Author: Richard Evans, CEO
The Royal Australian and New Zealand College of Radiologists (RANZCR) is consulting its members on a new position statement: Image Interpretation by Radiographers - Not the Right Solution.
The overview of the document is: “In recent times there have been moves to expand the role of radiographers to include commenting and interpretation of imaging studies. RANZCR Faculty of Clinical Radiology developed a position statement... to consolidate our position on these activities."
The number one question I have been asked in the past week is: “What did you think of the Position Statement from RANZCR?”
So here is what I think:
- I think it is admirable that the consultation is being conducted in the public domain. You can read the document and find the link for responses.
- I think that it is perfectly fine for a professional body to clarify its policy position on the domain of clinical service in which its members are engaged.
- I think that the RANZCR is likely to have a much more accurate perspective on the condition of clinical imaging service delivery in Australia and New Zealand than we can possibly have from the UK.
- I think that service need should drive service development and innovation and agree that “Optimising patient outcomes and ensuring safety and efficiency of service must form the cornerstone of any changed medical practice”. The experience in the UK shows that team working involving all professionals in the imaging team is particularly important in identifying opportunities for innovation.
- I think it is great that there are “sufficient radiologists to allow for reporting in Australia” and agree that role development of radiographers should not be motivated solely by professional ambition or cost reduction.
- I think that where any professional undertakes image reporting this must be done “to the same standard as, or higher than that supplied by a trained radiologist”.
- I think that clinical professionals act autonomously, are responsible for their own scope of practice and are fully accountable for their actions.
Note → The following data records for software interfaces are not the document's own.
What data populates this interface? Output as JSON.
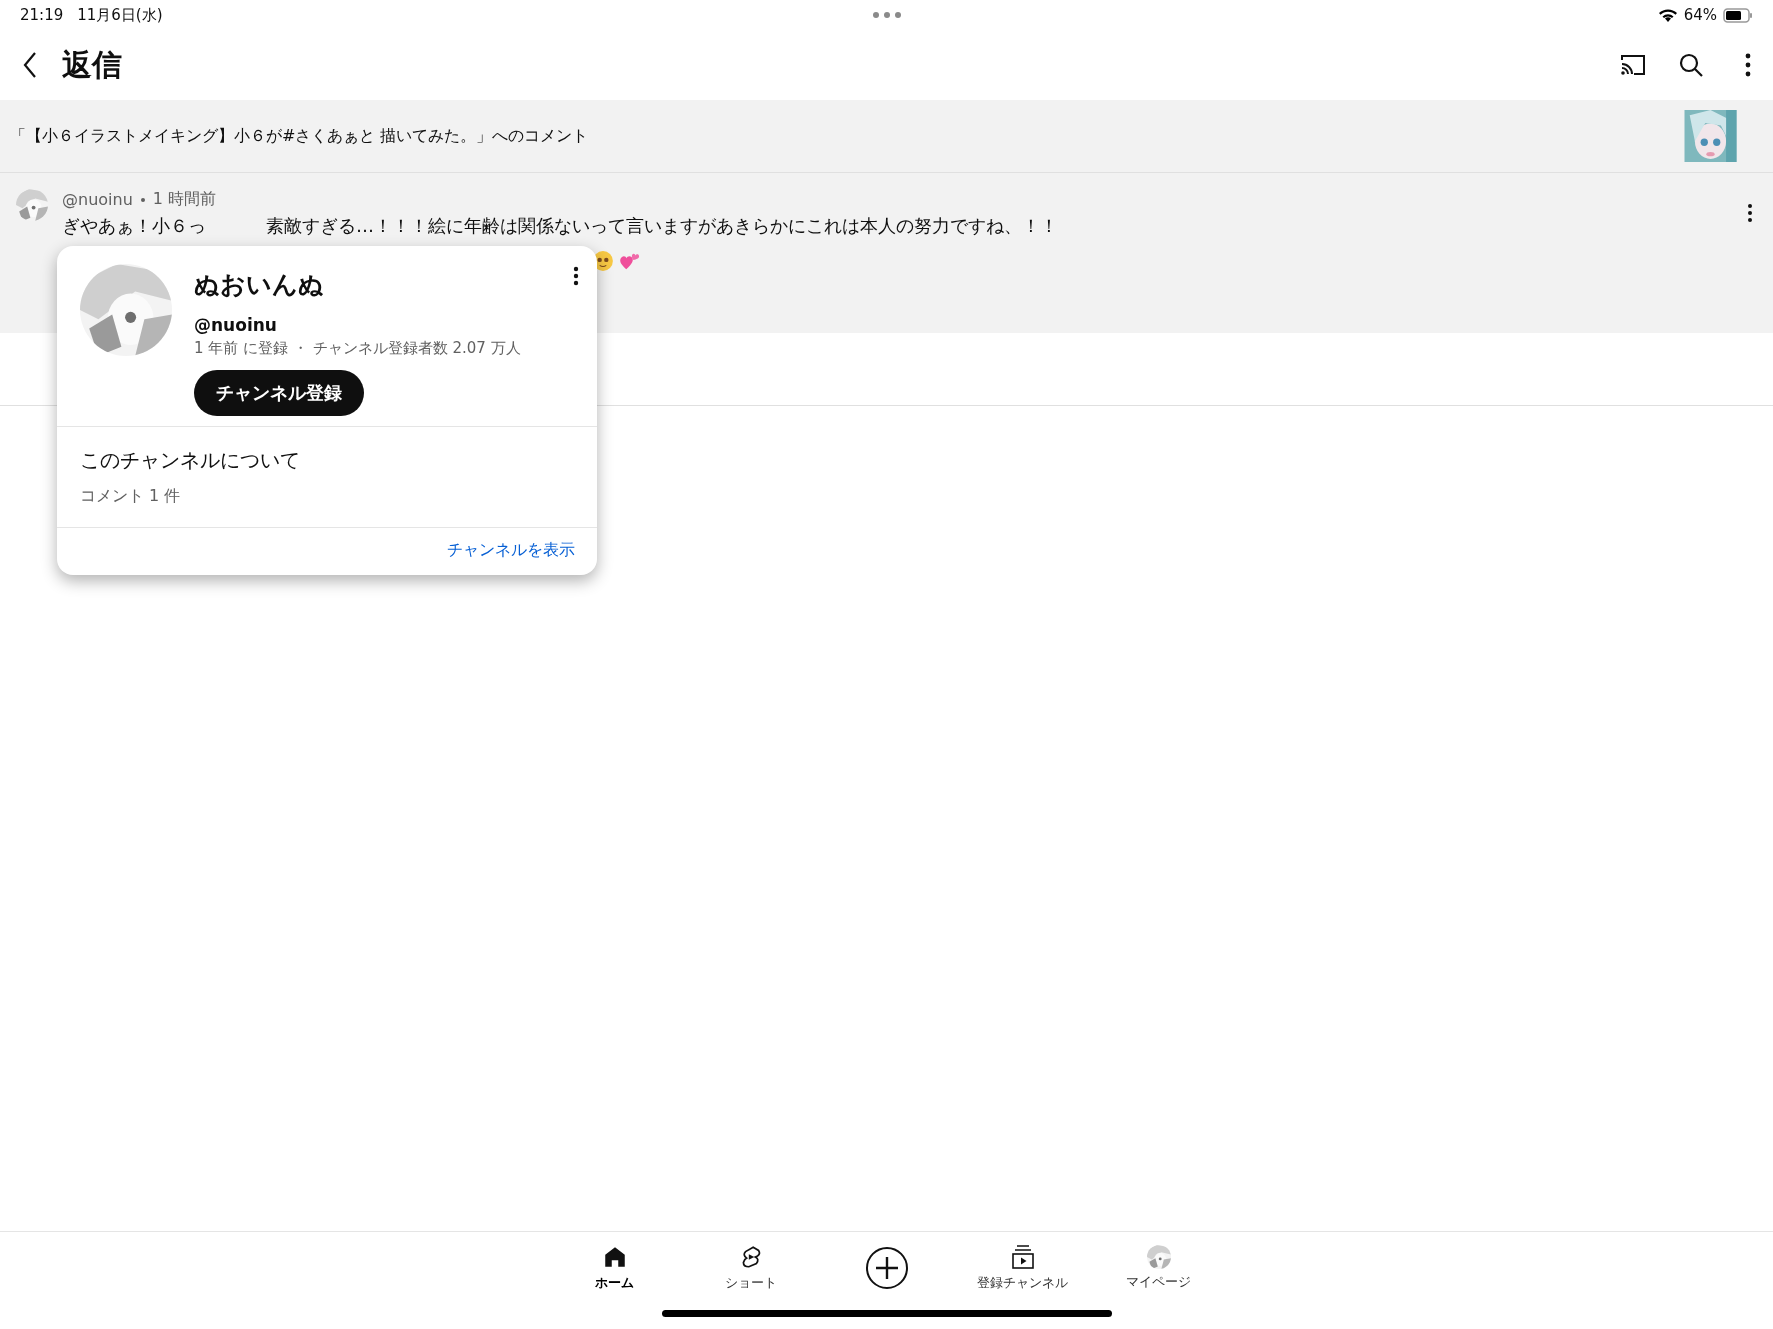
{
  "status_bar": {
    "time": "21:19",
    "date": "11月6日(水)",
    "battery": "64%"
  },
  "header": {
    "title": "返信"
  },
  "video": {
    "title": "「【小６イラストメイキング】小６が#さくあぁと 描いてみた。」へのコメント"
  },
  "comment": {
    "author": "@nuoinu",
    "time": "1 時間前",
    "text_parts": [
      "ぎやあぁ！小６っ",
      "素敵すぎる…！！！絵に年齢は関係ないって言いますがあきらかにこれは本人の努力ですね、！！"
    ]
  },
  "channel_card": {
    "name": "ぬおいんぬ",
    "handle": "@nuoinu",
    "meta": "1 年前 に登録 ・ チャンネル登録者数 2.07 万人",
    "subscribe_button": "チャンネル登録",
    "about_title": "このチャンネルについて",
    "comment_count": "コメント 1 件",
    "view_channel_link": "チャンネルを表示"
  },
  "bottom_nav": [
    {
      "kind": "home",
      "label": "ホーム",
      "selected": true
    },
    {
      "kind": "shorts",
      "label": "ショート",
      "selected": false
    },
    {
      "kind": "create",
      "selected": false
    },
    {
      "kind": "subscriptions",
      "label": "登録チャンネル",
      "selected": false
    },
    {
      "kind": "mypage",
      "label": "マイページ",
      "selected": false
    }
  ]
}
Consequently, I agree that “radiologists cannot be held medico-legally responsible for actions taken on the basis of written comments by a radiographer.”
- I think that the implication in the statement that role development of radiographers in the UK has been pursued for motives other than “a desire to improve quality of service or patient care” is unfortunate and should be corrected.
- I think that the way the statement quotes UK radiography research on the safety and efficacy of radiographer reporting is poor and appears biased. There is little point, for example, complaining that sources are out of date in comparison to modern imaging methods if no recent research is quoted that might give a better perspective.
- I think it is worth reiterating that that changes to skills mix at this level demand rigorous programmes of education and training, at Masters level, with radiologist input and support. Radiographers undertaking reporting do this with support from radiologists in the UK.
- I think that professions demean themselves when they give in to the temptation to comment on and control another profession’s scope of practice.
- I think that a very large amount of effort has gone in to drafting a statement which seems intentionally to undermine the radiography profession and display an outdated model of paternalistic professionalism.
- I think that team working in diagnostic imaging services in Australia and New Zealand could be harmed unless the statement is radically changed. This in turn may impact upon improvements to patient care which can be brought about through service innovation.
- I think that patients, ultimately, are at risk.
SCoR will respond formally to the consultation, as we believe will our colleagues in the Australian Society of Medical Imaging and Radiation Therapy (ASMIRT). See the comment from their President, Taking the 'Team' out of Team Radiology.